Introducing Tom Pope, our New Work Placement
We are delighted to introduce our latest volunteer, Tom Pope who has joined us from Cannington. Tom is required to complete a 160 hour work placement during the first year of his Countryside Management course and will be with us for one day a week learning about the role of the AONB unit. He will take part in practical tasks as well as a variety of office duties. Tom will be giving an insight into what he’s been doing through a regular blog, here’s what he’s been up to in his first 2 weeks:

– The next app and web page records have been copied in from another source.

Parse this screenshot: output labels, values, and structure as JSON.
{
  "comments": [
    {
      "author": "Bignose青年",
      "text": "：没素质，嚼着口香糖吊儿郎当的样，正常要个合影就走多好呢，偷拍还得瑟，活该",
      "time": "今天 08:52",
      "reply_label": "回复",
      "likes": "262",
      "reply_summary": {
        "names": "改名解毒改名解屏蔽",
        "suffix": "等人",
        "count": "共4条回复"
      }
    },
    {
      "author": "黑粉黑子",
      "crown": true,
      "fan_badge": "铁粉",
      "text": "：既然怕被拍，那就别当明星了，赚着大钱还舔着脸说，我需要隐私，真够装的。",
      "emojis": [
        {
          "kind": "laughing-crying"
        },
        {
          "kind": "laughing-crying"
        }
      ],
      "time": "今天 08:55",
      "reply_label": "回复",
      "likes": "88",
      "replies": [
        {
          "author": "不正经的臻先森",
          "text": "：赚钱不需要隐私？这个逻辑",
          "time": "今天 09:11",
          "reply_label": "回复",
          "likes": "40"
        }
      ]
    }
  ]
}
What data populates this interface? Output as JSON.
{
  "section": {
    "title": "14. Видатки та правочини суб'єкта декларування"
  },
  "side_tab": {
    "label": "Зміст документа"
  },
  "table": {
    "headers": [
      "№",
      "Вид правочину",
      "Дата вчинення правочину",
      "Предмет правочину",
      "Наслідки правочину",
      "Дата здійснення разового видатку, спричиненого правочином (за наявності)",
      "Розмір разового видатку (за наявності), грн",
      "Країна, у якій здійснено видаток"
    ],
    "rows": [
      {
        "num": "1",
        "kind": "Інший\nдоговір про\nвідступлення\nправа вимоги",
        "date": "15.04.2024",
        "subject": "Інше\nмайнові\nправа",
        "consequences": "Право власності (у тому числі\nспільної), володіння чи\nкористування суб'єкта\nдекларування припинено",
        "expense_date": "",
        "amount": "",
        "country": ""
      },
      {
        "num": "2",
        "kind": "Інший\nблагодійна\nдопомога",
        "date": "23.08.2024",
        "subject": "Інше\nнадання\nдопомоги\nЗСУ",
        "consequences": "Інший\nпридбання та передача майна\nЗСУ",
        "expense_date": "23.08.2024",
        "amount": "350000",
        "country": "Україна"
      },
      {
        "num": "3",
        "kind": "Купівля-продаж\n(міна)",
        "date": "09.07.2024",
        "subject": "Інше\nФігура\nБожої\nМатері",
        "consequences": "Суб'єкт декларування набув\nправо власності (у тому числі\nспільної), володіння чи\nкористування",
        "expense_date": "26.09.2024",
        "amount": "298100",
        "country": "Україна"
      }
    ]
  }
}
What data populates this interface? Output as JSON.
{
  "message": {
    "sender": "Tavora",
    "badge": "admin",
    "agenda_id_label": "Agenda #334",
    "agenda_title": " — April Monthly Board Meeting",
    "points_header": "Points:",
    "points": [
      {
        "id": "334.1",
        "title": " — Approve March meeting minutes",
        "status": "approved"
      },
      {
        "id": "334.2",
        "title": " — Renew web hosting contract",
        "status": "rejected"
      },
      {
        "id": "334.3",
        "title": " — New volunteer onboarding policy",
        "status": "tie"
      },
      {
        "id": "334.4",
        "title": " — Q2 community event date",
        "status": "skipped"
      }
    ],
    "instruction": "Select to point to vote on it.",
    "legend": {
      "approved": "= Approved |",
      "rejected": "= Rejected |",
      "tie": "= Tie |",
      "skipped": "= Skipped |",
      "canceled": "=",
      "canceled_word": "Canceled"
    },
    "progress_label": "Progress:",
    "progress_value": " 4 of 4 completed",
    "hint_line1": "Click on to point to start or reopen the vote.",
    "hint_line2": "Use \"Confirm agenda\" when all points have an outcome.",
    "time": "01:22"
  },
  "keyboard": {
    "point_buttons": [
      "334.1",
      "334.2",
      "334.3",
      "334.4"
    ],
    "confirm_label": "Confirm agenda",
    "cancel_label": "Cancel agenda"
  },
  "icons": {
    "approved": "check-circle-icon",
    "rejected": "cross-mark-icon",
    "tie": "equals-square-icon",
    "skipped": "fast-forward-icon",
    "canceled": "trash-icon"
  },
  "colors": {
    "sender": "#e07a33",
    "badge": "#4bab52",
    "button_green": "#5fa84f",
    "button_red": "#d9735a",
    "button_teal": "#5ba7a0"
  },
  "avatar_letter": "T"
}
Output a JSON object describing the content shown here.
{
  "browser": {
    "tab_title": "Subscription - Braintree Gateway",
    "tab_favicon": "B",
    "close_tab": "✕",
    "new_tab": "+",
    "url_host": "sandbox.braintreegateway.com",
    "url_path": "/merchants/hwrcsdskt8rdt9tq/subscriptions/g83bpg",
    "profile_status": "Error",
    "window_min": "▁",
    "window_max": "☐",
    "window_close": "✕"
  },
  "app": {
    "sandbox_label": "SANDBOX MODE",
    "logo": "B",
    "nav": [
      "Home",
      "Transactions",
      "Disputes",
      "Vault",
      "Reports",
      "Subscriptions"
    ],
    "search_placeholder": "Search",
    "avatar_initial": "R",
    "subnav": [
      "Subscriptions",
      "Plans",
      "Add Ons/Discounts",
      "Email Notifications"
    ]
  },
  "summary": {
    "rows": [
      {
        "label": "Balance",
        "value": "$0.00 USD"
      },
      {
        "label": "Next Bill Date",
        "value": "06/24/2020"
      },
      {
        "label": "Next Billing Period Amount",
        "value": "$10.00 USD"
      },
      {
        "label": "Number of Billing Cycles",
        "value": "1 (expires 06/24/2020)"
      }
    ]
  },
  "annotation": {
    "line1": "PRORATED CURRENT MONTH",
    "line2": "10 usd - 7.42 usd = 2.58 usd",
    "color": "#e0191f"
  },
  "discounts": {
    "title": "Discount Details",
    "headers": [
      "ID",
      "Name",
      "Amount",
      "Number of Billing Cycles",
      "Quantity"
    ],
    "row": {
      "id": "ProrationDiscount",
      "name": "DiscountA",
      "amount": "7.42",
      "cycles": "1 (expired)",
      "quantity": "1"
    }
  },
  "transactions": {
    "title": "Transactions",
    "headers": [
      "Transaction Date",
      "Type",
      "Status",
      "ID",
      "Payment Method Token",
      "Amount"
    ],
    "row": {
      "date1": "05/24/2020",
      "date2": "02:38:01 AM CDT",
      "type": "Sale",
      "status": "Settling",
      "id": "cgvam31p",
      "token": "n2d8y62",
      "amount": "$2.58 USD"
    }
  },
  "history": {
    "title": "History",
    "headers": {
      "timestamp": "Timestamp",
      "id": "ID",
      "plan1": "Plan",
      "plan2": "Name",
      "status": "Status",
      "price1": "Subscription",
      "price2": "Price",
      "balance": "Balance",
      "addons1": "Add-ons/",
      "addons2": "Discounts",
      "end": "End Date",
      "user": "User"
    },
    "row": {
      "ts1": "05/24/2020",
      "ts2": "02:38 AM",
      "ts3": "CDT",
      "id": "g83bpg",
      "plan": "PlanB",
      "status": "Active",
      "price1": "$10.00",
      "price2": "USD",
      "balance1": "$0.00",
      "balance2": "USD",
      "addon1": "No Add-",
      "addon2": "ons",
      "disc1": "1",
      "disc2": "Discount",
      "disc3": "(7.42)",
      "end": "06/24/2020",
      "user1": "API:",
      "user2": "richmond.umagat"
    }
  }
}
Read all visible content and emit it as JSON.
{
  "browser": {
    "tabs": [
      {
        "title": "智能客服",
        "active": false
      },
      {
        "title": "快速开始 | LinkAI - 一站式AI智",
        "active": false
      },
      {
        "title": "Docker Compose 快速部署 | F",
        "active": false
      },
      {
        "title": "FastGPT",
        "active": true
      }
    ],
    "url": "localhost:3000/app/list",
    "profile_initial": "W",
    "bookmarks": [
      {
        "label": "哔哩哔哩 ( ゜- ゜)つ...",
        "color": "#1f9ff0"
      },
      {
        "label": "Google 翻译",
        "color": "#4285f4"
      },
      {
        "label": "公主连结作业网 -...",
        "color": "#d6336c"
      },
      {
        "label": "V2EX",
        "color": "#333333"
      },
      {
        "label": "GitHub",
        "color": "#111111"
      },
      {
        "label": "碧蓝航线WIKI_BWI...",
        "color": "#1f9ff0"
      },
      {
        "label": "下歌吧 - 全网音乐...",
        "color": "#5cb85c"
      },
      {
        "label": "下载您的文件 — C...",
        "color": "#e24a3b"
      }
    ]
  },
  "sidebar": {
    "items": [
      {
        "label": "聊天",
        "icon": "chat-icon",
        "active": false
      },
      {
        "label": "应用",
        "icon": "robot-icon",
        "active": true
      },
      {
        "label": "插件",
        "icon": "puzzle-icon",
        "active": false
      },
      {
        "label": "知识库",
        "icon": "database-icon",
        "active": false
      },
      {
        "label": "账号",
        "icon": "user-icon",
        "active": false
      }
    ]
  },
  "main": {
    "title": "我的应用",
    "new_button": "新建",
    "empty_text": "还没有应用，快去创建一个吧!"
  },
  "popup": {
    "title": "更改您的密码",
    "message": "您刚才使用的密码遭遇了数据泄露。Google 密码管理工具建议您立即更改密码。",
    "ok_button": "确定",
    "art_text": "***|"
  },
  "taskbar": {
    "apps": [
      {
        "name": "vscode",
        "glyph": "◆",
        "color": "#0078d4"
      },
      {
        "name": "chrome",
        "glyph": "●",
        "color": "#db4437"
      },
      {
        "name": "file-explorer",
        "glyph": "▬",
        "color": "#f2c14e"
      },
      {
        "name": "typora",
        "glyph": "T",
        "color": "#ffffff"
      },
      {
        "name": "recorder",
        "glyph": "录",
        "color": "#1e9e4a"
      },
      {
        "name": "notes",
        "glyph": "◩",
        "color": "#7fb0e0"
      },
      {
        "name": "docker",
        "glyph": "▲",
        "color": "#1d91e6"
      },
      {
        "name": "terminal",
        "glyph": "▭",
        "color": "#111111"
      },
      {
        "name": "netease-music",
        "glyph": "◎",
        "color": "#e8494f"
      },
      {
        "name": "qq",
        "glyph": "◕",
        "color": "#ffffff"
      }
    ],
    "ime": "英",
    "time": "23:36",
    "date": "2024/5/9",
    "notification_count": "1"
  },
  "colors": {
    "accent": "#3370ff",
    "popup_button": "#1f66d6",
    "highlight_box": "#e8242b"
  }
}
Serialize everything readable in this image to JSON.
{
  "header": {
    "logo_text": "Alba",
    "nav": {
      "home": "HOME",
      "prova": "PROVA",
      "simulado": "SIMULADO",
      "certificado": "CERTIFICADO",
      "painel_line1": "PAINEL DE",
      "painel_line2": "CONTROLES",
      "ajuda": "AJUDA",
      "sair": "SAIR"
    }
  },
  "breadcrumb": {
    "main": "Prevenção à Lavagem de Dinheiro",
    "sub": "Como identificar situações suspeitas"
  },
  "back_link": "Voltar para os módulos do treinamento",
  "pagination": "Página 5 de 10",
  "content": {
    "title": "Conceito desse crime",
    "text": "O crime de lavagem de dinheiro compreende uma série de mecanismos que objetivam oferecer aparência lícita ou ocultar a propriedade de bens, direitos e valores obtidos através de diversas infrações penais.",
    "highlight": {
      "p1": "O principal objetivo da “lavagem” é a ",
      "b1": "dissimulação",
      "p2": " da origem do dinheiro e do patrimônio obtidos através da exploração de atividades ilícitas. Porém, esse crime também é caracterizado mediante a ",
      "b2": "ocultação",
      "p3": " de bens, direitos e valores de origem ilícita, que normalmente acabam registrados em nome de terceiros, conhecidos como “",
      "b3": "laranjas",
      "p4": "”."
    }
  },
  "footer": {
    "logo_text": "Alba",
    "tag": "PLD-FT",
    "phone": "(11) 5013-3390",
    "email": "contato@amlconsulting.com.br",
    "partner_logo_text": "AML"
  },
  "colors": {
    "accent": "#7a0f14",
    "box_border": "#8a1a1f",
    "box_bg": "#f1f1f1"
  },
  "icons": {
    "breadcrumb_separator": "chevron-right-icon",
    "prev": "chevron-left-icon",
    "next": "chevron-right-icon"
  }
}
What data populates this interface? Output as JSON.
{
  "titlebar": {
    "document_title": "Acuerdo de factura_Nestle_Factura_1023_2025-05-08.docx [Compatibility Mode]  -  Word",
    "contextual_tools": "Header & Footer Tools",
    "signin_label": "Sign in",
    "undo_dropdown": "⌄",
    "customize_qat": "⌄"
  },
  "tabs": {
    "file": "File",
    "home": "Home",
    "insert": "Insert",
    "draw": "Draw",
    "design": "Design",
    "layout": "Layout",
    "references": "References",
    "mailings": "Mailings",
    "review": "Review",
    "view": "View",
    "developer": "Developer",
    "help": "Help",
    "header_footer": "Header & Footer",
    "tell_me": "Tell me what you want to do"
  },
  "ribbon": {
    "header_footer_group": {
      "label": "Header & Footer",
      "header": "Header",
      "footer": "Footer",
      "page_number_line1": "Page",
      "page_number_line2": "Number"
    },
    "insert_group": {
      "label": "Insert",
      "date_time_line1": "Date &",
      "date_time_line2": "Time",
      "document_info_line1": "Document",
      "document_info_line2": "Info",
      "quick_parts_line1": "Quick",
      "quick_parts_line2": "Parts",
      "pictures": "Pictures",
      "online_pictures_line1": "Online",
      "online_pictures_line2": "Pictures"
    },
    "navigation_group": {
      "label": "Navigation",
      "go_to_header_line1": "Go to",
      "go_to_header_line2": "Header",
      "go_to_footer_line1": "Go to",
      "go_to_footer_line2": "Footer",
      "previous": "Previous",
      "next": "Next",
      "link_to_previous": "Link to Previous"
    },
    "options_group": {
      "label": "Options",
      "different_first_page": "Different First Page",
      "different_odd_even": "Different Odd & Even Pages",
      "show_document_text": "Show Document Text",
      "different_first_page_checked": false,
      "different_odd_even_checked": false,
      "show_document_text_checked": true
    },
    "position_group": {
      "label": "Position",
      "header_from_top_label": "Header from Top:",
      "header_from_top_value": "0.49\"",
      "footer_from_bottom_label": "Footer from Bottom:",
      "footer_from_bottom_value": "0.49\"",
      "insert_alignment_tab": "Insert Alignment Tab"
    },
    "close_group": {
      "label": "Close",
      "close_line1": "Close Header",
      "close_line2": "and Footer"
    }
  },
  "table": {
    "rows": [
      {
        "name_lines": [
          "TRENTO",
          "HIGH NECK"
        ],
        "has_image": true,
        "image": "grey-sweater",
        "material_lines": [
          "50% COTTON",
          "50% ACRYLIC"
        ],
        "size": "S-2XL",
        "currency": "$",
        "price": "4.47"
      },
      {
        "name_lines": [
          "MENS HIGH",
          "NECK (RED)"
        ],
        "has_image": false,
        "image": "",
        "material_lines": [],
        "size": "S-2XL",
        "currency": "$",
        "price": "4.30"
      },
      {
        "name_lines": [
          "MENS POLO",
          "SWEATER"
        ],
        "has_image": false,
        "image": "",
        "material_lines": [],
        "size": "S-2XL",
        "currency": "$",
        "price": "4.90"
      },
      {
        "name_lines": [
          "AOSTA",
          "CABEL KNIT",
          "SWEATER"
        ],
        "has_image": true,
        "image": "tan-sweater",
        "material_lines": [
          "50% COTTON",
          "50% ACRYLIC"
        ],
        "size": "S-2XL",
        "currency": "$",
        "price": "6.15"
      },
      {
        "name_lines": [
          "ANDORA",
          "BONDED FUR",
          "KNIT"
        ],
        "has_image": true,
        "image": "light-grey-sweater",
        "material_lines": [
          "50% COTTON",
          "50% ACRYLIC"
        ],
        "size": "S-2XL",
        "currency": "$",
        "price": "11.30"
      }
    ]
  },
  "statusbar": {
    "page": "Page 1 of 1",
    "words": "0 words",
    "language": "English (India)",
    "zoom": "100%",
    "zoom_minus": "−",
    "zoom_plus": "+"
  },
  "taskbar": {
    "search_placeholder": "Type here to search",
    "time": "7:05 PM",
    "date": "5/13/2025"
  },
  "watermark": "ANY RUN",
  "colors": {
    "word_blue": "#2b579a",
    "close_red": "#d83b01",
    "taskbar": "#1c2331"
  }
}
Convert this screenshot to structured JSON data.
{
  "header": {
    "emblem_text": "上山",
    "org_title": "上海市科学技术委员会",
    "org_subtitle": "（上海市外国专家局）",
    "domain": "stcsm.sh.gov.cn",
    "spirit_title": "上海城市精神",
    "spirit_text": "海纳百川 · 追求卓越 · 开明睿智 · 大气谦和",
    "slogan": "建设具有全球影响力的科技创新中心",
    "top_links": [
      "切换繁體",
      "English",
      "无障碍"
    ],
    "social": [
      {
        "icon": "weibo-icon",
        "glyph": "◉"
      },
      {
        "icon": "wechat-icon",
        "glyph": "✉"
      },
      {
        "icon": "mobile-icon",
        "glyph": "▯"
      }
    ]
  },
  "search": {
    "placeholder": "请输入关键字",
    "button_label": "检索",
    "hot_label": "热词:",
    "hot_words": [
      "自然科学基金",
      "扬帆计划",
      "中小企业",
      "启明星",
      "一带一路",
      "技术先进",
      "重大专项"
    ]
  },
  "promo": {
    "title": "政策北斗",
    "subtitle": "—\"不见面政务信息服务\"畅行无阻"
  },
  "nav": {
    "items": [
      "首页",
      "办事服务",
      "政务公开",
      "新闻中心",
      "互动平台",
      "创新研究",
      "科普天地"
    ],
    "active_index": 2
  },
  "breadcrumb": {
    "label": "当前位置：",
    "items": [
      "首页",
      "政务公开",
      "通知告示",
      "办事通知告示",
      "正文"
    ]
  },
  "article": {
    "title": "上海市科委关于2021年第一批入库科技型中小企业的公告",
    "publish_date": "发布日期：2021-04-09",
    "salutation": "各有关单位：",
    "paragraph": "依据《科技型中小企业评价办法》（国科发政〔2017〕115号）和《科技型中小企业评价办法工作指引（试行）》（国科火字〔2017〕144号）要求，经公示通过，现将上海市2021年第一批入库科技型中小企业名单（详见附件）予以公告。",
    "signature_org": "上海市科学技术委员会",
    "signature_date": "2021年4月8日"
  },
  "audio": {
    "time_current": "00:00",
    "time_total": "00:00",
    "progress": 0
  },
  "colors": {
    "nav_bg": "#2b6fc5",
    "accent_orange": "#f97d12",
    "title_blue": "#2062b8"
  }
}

My name is Tom Pope and I am currently volunteering at Mendip Hills AONB as part of my work placement for my college course at Cannington doing level 3 Countryside Management. I was born and grew up in Wrington which is a small village a couple of miles from the Mendip Hills. I have always been acquainted with the countryside and have had a genuine interest in it since I was young, as I am fortunate enough to have grown up surrounded by it. Growing up I was part of the Scouts and thoroughly enjoyed my time there as many of the activities were out in the surrounding areas largely including the Mendip Hills. I completed many activities’ that got me further acquainted with the outdoors including the Ten Tors. These were all factors in my final decision to start doing the course that I do. I started the course in September and have been enjoying it ever since. The course is very broad and covers nearly every aspect of countryside management; it ranges from estate management to ecology and the conservation of animal species. For the course I have to complete 160 hours of work placement in the first year and then another 160 in the second year. I feel that working at the Mendip Hills AONB will be beneficial as they also cover a wide range of conservation and countryside skills which will further improve my knowledge of this area.
So far at my time with the Mendip Hills AONB I have helped with a task in Burrington with a group of the regular volunteers. This consisted of dead hedging on the tops of Burrington Combe. Dead hedging is where branches and brush are collected and used to create a form of barrier or artificial hedge. This was to stop the cattle getting down onto the road and potentially injuring or killing themselves. The task started by collecting branches and brush from the surrounding areas and then laying it along the path down to the car park to stop the cattle getting down through the wooded area. In succession to that the volunteers plan creating a sliding gate along the path to further impede the cattle from getting onto the road. When we believed a sufficient job had been done we collected up the tools and headed back up to the offices.
Today I have been helping with some of the management of the tools. I was labelling the tools with blue tape so that they would be easier to distinguish from tools used by other organisations when members of the team are out doing practical work. Next week I am going to be going dry stone walling with a group of volunteers.